PROBLEM TO WORK ON =>
When a line in the entries contains the word "router", copy that line in full.

+--

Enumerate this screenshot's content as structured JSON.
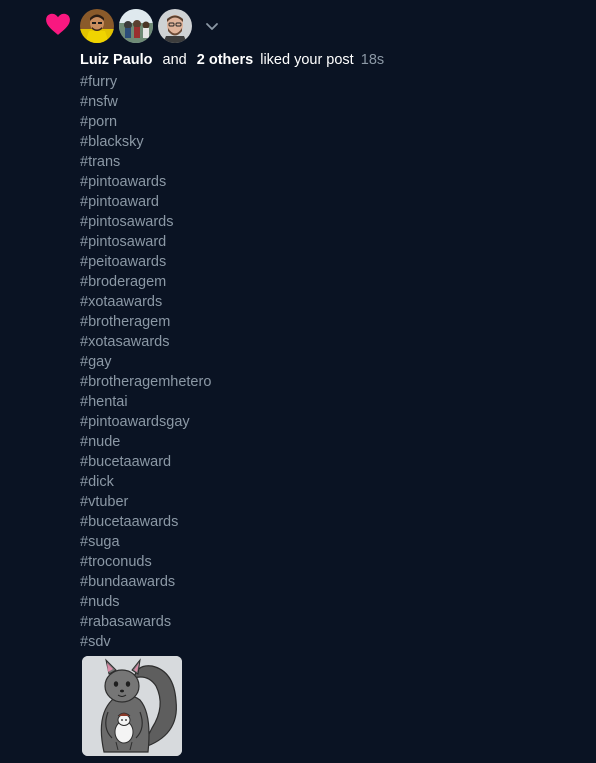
{
  "notification": {
    "liker_name": "Luiz Paulo",
    "conjunction": "and",
    "others_count": "2 others",
    "action_text": "liked your post",
    "timestamp": "18s",
    "icon": "heart-icon",
    "accent_color": "#f91880",
    "avatars": [
      {
        "icon": "avatar-yellow-shirt"
      },
      {
        "icon": "avatar-outdoor-group"
      },
      {
        "icon": "avatar-bearded-man"
      }
    ]
  },
  "post": {
    "hashtags": [
      "#furry",
      "#nsfw",
      "#porn",
      "#blacksky",
      "#trans",
      "#pintoawards",
      "#pintoaward",
      "#pintosawards",
      "#pintosaward",
      "#peitoawards",
      "#broderagem",
      "#xotaawards",
      "#brotheragem",
      "#xotasawards",
      "#gay",
      "#brotheragemhetero",
      "#hentai",
      "#pintoawardsgay",
      "#nude",
      "#bucetaaward",
      "#dick",
      "#vtuber",
      "#bucetaawards",
      "#suga",
      "#troconuds",
      "#bundaawards",
      "#nuds",
      "#rabasawards",
      "#sdv"
    ],
    "media": {
      "icon": "squirrel-drawing-thumbnail"
    }
  }
}
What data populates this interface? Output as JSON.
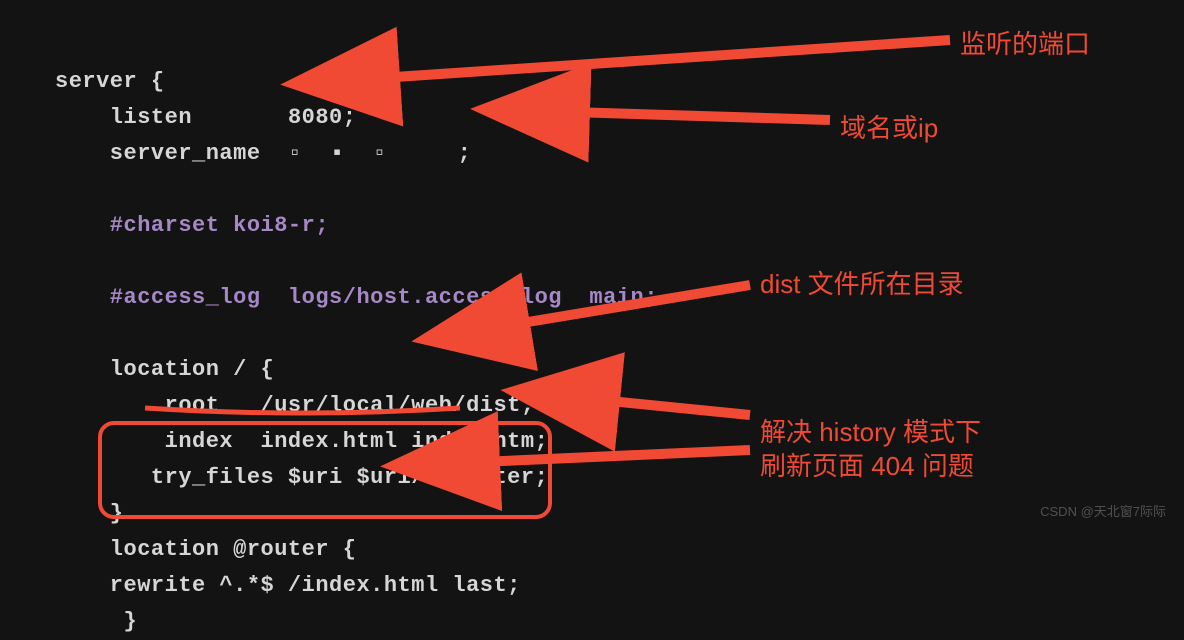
{
  "code": {
    "l1": "server {",
    "l2_a": "    listen       ",
    "l2_b": "8080",
    "l2_c": ";",
    "l3_a": "    server_name  ",
    "l3_b": ";",
    "l4": "",
    "l5": "    #charset koi8-r;",
    "l6": "",
    "l7": "    #access_log  logs/host.access.log  main;",
    "l8": "",
    "l9": "    location / {",
    "l10": "        root   /usr/local/web/dist;",
    "l11": "        index  index.html index.htm;",
    "l12": "       try_files $uri $uri/ @router;",
    "l13": "    }",
    "l14": "    location @router {",
    "l15": "    rewrite ^.*$ /index.html last;",
    "l16": "     }"
  },
  "annotations": {
    "a1": "监听的端口",
    "a2": "域名或ip",
    "a3": "dist 文件所在目录",
    "a4_l1": "解决 history 模式下",
    "a4_l2": "刷新页面 404 问题"
  },
  "watermark": "CSDN @天北窗7际际"
}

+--

EXPECTED OUTPUT =>
    "l12": "       try_files $uri $uri/ @router;",
    "l14": "    location @router {",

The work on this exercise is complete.